The teacher shortage is mostly in primary school, with one teacher for every 36 students, India’s lowest rate after Uttar Pradesh, according to the U-DISE Flash Statistics 2015-16.The Indian average pupil teacher ratio in primary school is 23.Tags: Essay Questions For TenantsManagerial Economics Term PapersSat Essay Prompts 2013Pirandello Henry Iv EssaysEssay On MasculinityEssay My Father My Role ModelMy Friend EssayBusiness Plan Strategic Plan
Bihar’s median age, at 20, is India’s lowest – the Indian average is 26.6.
Reading levels in Bihar government primary schools declined over five years and improved in private schools, according to the Annual Status of Education Report–Trends Over Time Report (2006-14); not an encouraging sign, since 90% of all Bihar schools are run by the government.
Of those in primary school, barely 85% made it to upper primary school in 2014-15, the third lowest proportion in India after Nagaland and Uttar Pradesh, according to Unified-District Information System For Education data.
No more than 38% students enrolled in Class 1 complete their secondary education (Class 10) in Bihar, according to the Bihar Economic Survey 2015-16.
Bihar has 37.3% fewer teachers than it needs in elementary school (Class 1 to Class 8), and is short of 2,78,602 teachers, according to our analysis based on Right to Education Act criteria, which stipulates a pupil teacher ratio of 30:1 in primary schools (Class 1 to Class 5) and 35:1 in upper primary school (Class 6 to Class 8).

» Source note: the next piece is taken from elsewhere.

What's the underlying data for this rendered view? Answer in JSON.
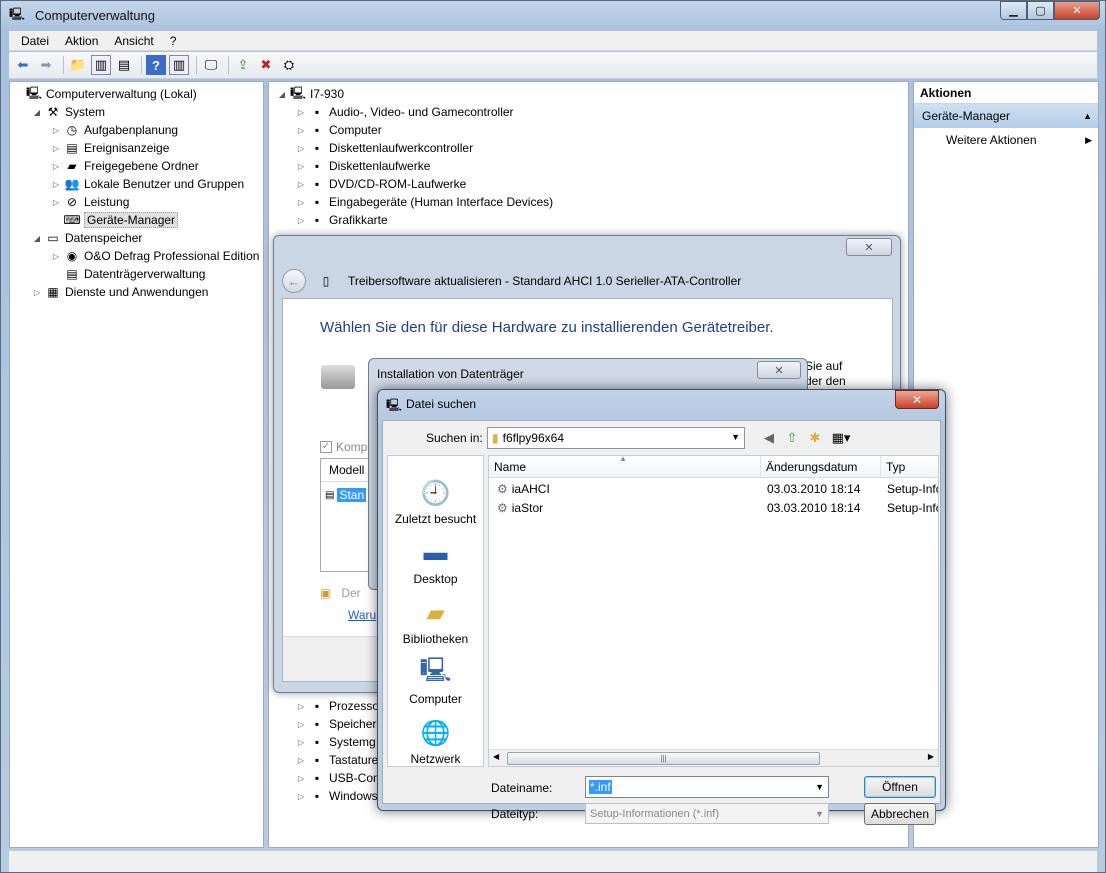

Of six million teaching positions in government schools nationwide, about 9,00,000 elementary school teaching positions and 1,00,000 in secondary school – put together, a million – are vacant, as reported last month according to an answer given in the Lok Sabha (lower house of Parliament).“There is an acute shortage of engineering, medical and polytechnic institutions in the state, compelling a vast majority of the youth to migrate to other states,” he said.To attain the national level, the state needs additional 373 general colleges (arts, science and commerce), 236 engineering colleges, 139 medical colleges, 253 education colleges and 163 polytechnics.By 2020, India will have the world’s largest working population – 869 million – but an analysis of these four states – with 43.6% of India’s school-age population between the age of five and 14 – revealed that India is unprepared to educate and train its young population.Bihar is India’s third-most populous state, with 99 million people; its literacy rate (61.8%) is the country’s lowest; and the female literacy rate (51.5%) second lowest, according to Census 2011.Educationists say that so far as access to higher education is concerned, Bihar is way behind other states.As many as 25 districts out of 38 in Bihar are educationally backward.But, not a single model college could be established so far.The state government’s scheme of increasing the number of universities has also not materialised so far.Sinha said instead of wasting its energy on pay verification and other futile exercises, the state government should concentrate on improving the infrastructure of the existing colleges and universities, starting model institutions of higher education and initiating the process of appointment of teachers against vacant posts.“Unless our institutions are made globally competitive, students would continue to migrate to other states,” he added.